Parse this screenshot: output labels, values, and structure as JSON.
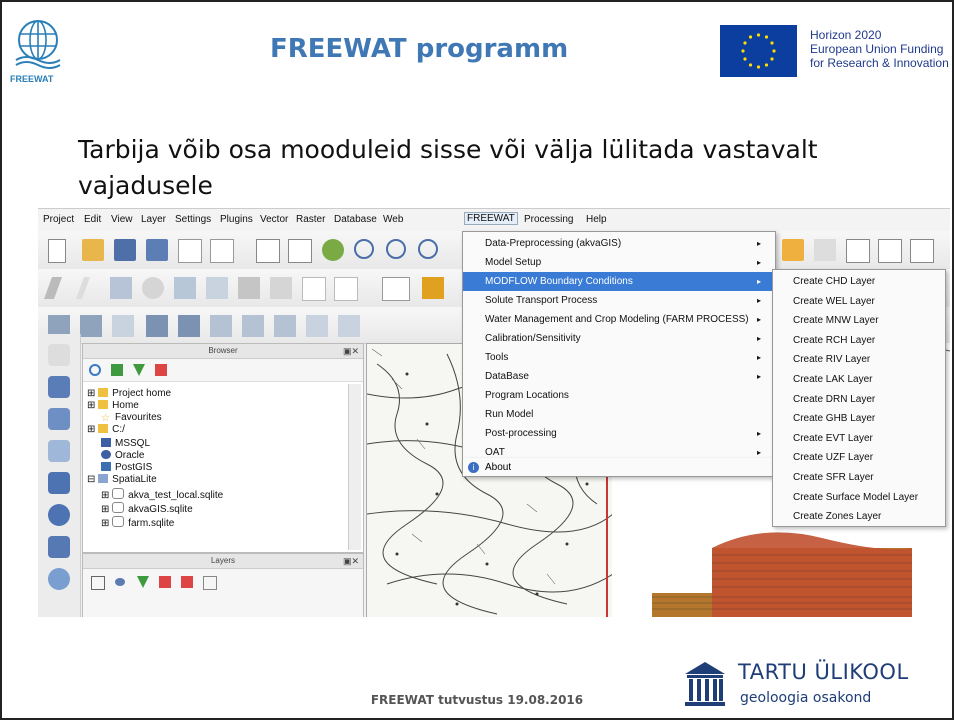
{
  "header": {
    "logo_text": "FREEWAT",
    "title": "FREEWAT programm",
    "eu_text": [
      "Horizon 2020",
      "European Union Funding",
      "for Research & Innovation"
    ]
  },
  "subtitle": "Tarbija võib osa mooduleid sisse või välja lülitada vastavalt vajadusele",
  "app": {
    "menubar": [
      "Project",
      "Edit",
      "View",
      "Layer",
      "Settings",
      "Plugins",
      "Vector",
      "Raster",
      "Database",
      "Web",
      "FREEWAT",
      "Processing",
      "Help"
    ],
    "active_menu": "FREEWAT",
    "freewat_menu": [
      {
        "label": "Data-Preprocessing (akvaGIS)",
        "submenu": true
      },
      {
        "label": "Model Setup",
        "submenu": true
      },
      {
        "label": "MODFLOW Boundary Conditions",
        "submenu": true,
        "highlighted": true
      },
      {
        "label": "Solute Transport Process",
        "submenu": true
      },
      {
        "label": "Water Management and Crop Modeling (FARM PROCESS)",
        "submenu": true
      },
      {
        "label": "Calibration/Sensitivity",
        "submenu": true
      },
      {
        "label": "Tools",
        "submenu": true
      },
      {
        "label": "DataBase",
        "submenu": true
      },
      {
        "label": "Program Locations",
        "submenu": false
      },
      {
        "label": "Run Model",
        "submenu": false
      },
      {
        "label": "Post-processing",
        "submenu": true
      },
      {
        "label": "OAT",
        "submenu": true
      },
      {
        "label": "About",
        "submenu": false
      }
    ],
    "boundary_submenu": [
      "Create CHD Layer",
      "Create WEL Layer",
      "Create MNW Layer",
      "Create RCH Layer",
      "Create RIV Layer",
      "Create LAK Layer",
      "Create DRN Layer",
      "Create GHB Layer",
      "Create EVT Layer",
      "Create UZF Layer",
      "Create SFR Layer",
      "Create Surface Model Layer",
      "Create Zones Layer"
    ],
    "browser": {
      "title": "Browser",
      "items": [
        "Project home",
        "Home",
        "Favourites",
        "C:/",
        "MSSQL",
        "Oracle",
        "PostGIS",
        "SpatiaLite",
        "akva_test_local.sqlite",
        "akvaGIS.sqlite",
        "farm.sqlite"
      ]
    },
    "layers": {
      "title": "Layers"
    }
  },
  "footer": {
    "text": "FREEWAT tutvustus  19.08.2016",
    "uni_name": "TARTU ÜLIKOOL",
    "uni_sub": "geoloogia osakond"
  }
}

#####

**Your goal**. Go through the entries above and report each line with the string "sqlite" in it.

**Output for this task**.
        "akva_test_local.sqlite",
        "akvaGIS.sqlite",
        "farm.sqlite"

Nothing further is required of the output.